Records excerpted from a collection:
□ □ □

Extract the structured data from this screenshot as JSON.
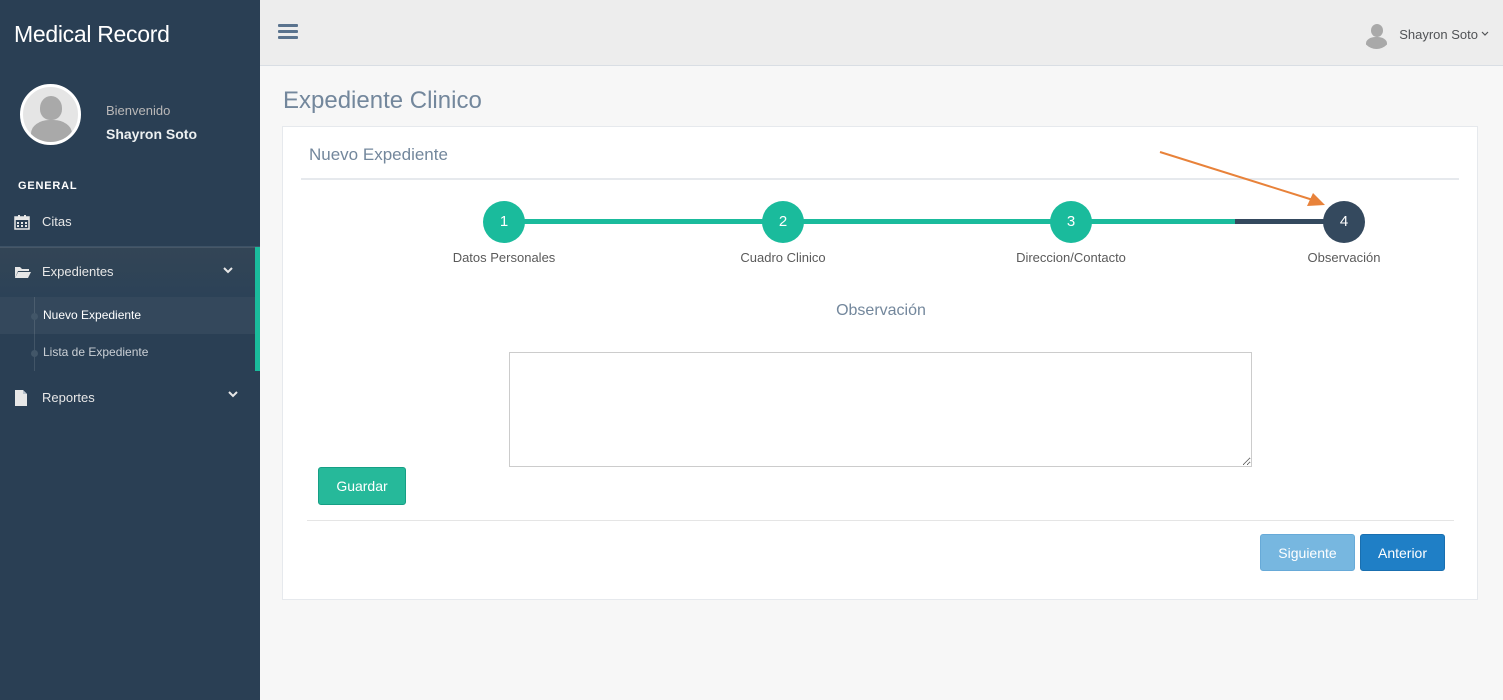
{
  "app": {
    "title": "Medical Record"
  },
  "profile": {
    "welcome": "Bienvenido",
    "name": "Shayron Soto"
  },
  "sidebar": {
    "section": "GENERAL",
    "items": [
      {
        "label": "Citas",
        "icon": "calendar-icon"
      },
      {
        "label": "Expedientes",
        "icon": "folder-open-icon",
        "expanded": true,
        "children": [
          {
            "label": "Nuevo Expediente",
            "current": true
          },
          {
            "label": "Lista de Expediente"
          }
        ]
      },
      {
        "label": "Reportes",
        "icon": "file-icon"
      }
    ]
  },
  "topbar": {
    "user_name": "Shayron Soto"
  },
  "page": {
    "title": "Expediente Clinico"
  },
  "panel": {
    "title": "Nuevo Expediente"
  },
  "wizard": {
    "steps": [
      {
        "number": "1",
        "label": "Datos Personales",
        "state": "done"
      },
      {
        "number": "2",
        "label": "Cuadro Clinico",
        "state": "done"
      },
      {
        "number": "3",
        "label": "Direccion/Contacto",
        "state": "done"
      },
      {
        "number": "4",
        "label": "Observación",
        "state": "current"
      }
    ],
    "colors": {
      "done": "#1abb9c",
      "current": "#34495e"
    }
  },
  "form": {
    "section_label": "Observación",
    "textarea_value": "",
    "save_label": "Guardar"
  },
  "actions": {
    "next_label": "Siguiente",
    "prev_label": "Anterior"
  },
  "colors": {
    "accent": "#1abb9c",
    "sidebar": "#2a3f54",
    "primary": "#1f7fc6",
    "annotation_arrow": "#e8823a"
  }
}
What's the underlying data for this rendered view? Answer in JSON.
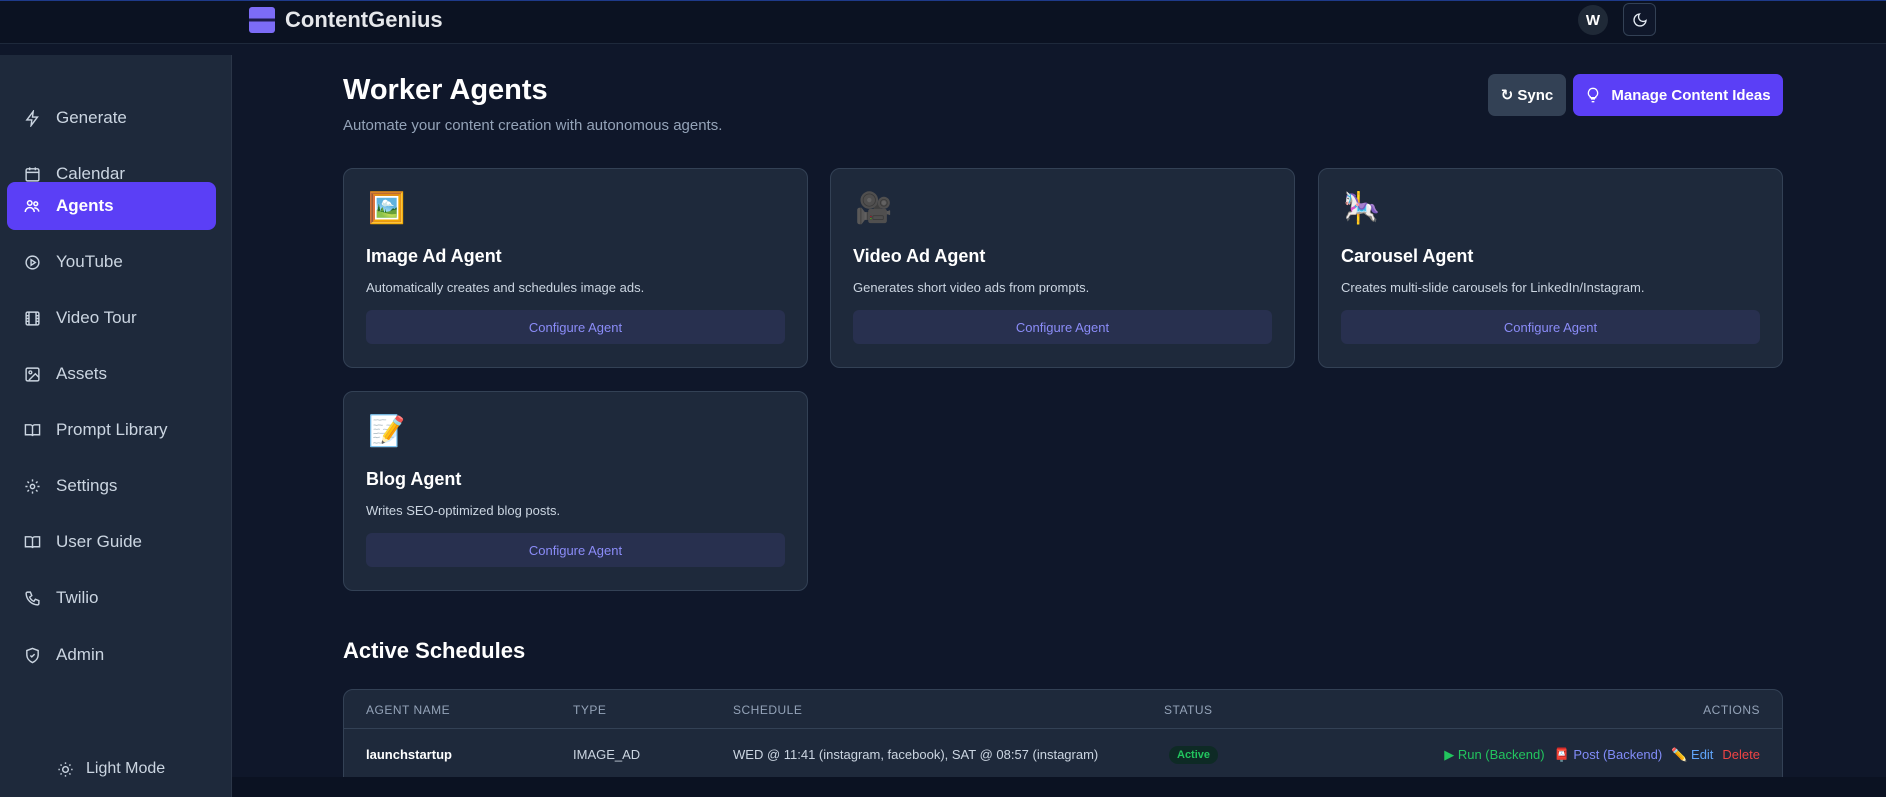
{
  "app": {
    "name": "ContentGenius",
    "avatar_letter": "W",
    "accent_color": "#5b3ff6"
  },
  "sidebar": {
    "items": [
      {
        "label": "Generate",
        "icon": "bolt-icon"
      },
      {
        "label": "Calendar",
        "icon": "calendar-icon"
      },
      {
        "label": "Agents",
        "icon": "users-icon",
        "active": true
      },
      {
        "label": "YouTube",
        "icon": "play-circle-icon"
      },
      {
        "label": "Video Tour",
        "icon": "film-icon"
      },
      {
        "label": "Assets",
        "icon": "image-icon"
      },
      {
        "label": "Prompt Library",
        "icon": "book-icon"
      },
      {
        "label": "Settings",
        "icon": "gear-icon"
      },
      {
        "label": "User Guide",
        "icon": "book-open-icon"
      },
      {
        "label": "Twilio",
        "icon": "phone-icon"
      },
      {
        "label": "Admin",
        "icon": "shield-icon"
      }
    ],
    "light_mode_label": "Light Mode"
  },
  "header": {
    "title": "Worker Agents",
    "subtitle": "Automate your content creation with autonomous agents.",
    "sync_label": "Sync",
    "ideas_label": "Manage Content Ideas"
  },
  "agents": [
    {
      "emoji": "🖼️",
      "name": "Image Ad Agent",
      "desc": "Automatically creates and schedules image ads.",
      "action": "Configure Agent"
    },
    {
      "emoji": "🎥",
      "name": "Video Ad Agent",
      "desc": "Generates short video ads from prompts.",
      "action": "Configure Agent"
    },
    {
      "emoji": "🎠",
      "name": "Carousel Agent",
      "desc": "Creates multi-slide carousels for LinkedIn/Instagram.",
      "action": "Configure Agent"
    },
    {
      "emoji": "📝",
      "name": "Blog Agent",
      "desc": "Writes SEO-optimized blog posts.",
      "action": "Configure Agent"
    }
  ],
  "schedules": {
    "title": "Active Schedules",
    "columns": [
      "AGENT NAME",
      "TYPE",
      "SCHEDULE",
      "STATUS",
      "ACTIONS"
    ],
    "rows": [
      {
        "name": "launchstartup",
        "type": "IMAGE_AD",
        "schedule": "WED @ 11:41 (instagram, facebook), SAT @ 08:57 (instagram)",
        "status": "Active",
        "actions": {
          "run": "▶ Run (Backend)",
          "post": "📮 Post (Backend)",
          "edit": "✏️ Edit",
          "delete": "Delete"
        }
      }
    ]
  }
}
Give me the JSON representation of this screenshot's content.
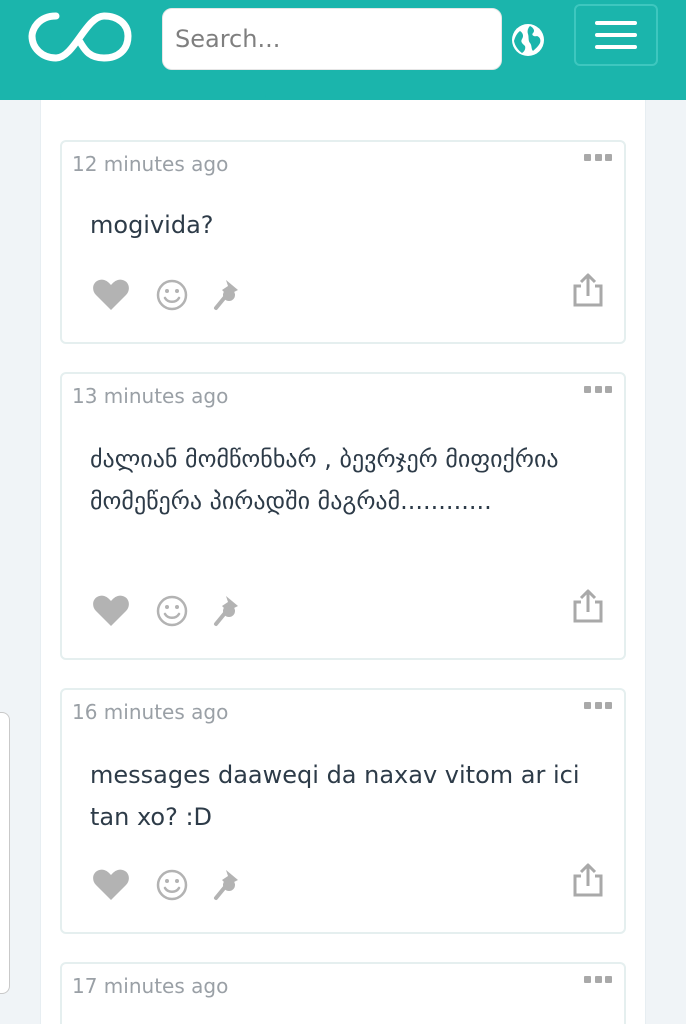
{
  "header": {
    "search_placeholder": "Search...",
    "brand_color": "#1bb5ac",
    "icons": {
      "logo": "infinity-logo",
      "globe": "globe-icon",
      "menu": "hamburger-menu-icon"
    }
  },
  "posts": [
    {
      "time": "12 minutes ago",
      "text": "mogivida?"
    },
    {
      "time": "13 minutes ago",
      "text": "ძალიან მომწონხარ , ბევრჯერ მიფიქრია მომეწერა პირადში მაგრამ............"
    },
    {
      "time": "16 minutes ago",
      "text": "messages daaweqi da naxav vitom ar ici tan xo? :D"
    },
    {
      "time": "17 minutes ago",
      "text": ""
    }
  ],
  "post_action_icons": [
    "heart-icon",
    "smile-icon",
    "pin-icon",
    "share-icon",
    "more-dots-icon"
  ]
}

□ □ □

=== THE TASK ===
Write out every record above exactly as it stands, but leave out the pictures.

=== RESPONSE BOX ===
Extract the structured data from this screenshot as JSON.
{
  "app": {
    "title": "Medical Record"
  },
  "profile": {
    "welcome": "Bienvenido",
    "name": "Shayron Soto"
  },
  "sidebar": {
    "section": "GENERAL",
    "items": [
      {
        "label": "Citas",
        "icon": "calendar-icon"
      },
      {
        "label": "Expedientes",
        "icon": "folder-open-icon",
        "expanded": true,
        "children": [
          {
            "label": "Nuevo Expediente",
            "current": true
          },
          {
            "label": "Lista de Expediente"
          }
        ]
      },
      {
        "label": "Reportes",
        "icon": "file-icon"
      }
    ]
  },
  "topbar": {
    "user_name": "Shayron Soto"
  },
  "page": {
    "title": "Expediente Clinico"
  },
  "panel": {
    "title": "Nuevo Expediente"
  },
  "wizard": {
    "steps": [
      {
        "number": "1",
        "label": "Datos Personales",
        "state": "done"
      },
      {
        "number": "2",
        "label": "Cuadro Clinico",
        "state": "done"
      },
      {
        "number": "3",
        "label": "Direccion/Contacto",
        "state": "done"
      },
      {
        "number": "4",
        "label": "Observación",
        "state": "current"
      }
    ],
    "colors": {
      "done": "#1abb9c",
      "current": "#34495e"
    }
  },
  "form": {
    "section_label": "Observación",
    "textarea_value": "",
    "save_label": "Guardar"
  },
  "actions": {
    "next_label": "Siguiente",
    "prev_label": "Anterior"
  },
  "colors": {
    "accent": "#1abb9c",
    "sidebar": "#2a3f54",
    "primary": "#1f7fc6",
    "annotation_arrow": "#e8823a"
  }
}
What's the underlying data for this rendered view? Answer in JSON.
{
  "app": {
    "name": "ContentGenius",
    "avatar_letter": "W",
    "accent_color": "#5b3ff6"
  },
  "sidebar": {
    "items": [
      {
        "label": "Generate",
        "icon": "bolt-icon"
      },
      {
        "label": "Calendar",
        "icon": "calendar-icon"
      },
      {
        "label": "Agents",
        "icon": "users-icon",
        "active": true
      },
      {
        "label": "YouTube",
        "icon": "play-circle-icon"
      },
      {
        "label": "Video Tour",
        "icon": "film-icon"
      },
      {
        "label": "Assets",
        "icon": "image-icon"
      },
      {
        "label": "Prompt Library",
        "icon": "book-icon"
      },
      {
        "label": "Settings",
        "icon": "gear-icon"
      },
      {
        "label": "User Guide",
        "icon": "book-open-icon"
      },
      {
        "label": "Twilio",
        "icon": "phone-icon"
      },
      {
        "label": "Admin",
        "icon": "shield-icon"
      }
    ],
    "light_mode_label": "Light Mode"
  },
  "header": {
    "title": "Worker Agents",
    "subtitle": "Automate your content creation with autonomous agents.",
    "sync_label": "Sync",
    "ideas_label": "Manage Content Ideas"
  },
  "agents": [
    {
      "emoji": "🖼️",
      "name": "Image Ad Agent",
      "desc": "Automatically creates and schedules image ads.",
      "action": "Configure Agent"
    },
    {
      "emoji": "🎥",
      "name": "Video Ad Agent",
      "desc": "Generates short video ads from prompts.",
      "action": "Configure Agent"
    },
    {
      "emoji": "🎠",
      "name": "Carousel Agent",
      "desc": "Creates multi-slide carousels for LinkedIn/Instagram.",
      "action": "Configure Agent"
    },
    {
      "emoji": "📝",
      "name": "Blog Agent",
      "desc": "Writes SEO-optimized blog posts.",
      "action": "Configure Agent"
    }
  ],
  "schedules": {
    "title": "Active Schedules",
    "columns": [
      "AGENT NAME",
      "TYPE",
      "SCHEDULE",
      "STATUS",
      "ACTIONS"
    ],
    "rows": [
      {
        "name": "launchstartup",
        "type": "IMAGE_AD",
        "schedule": "WED @ 11:41 (instagram, facebook), SAT @ 08:57 (instagram)",
        "status": "Active",
        "actions": {
          "run": "▶ Run (Backend)",
          "post": "📮 Post (Backend)",
          "edit": "✏️ Edit",
          "delete": "Delete"
        }
      }
    ]
  }
}
Give me the JSON representation of this screenshot's content.
{
  "header": {
    "search_placeholder": "Search...",
    "brand_color": "#1bb5ac",
    "icons": {
      "logo": "infinity-logo",
      "globe": "globe-icon",
      "menu": "hamburger-menu-icon"
    }
  },
  "posts": [
    {
      "time": "12 minutes ago",
      "text": "mogivida?"
    },
    {
      "time": "13 minutes ago",
      "text": "ძალიან მომწონხარ , ბევრჯერ მიფიქრია მომეწერა პირადში მაგრამ............"
    },
    {
      "time": "16 minutes ago",
      "text": "messages daaweqi da naxav vitom ar ici tan xo? :D"
    },
    {
      "time": "17 minutes ago",
      "text": ""
    }
  ],
  "post_action_icons": [
    "heart-icon",
    "smile-icon",
    "pin-icon",
    "share-icon",
    "more-dots-icon"
  ]
}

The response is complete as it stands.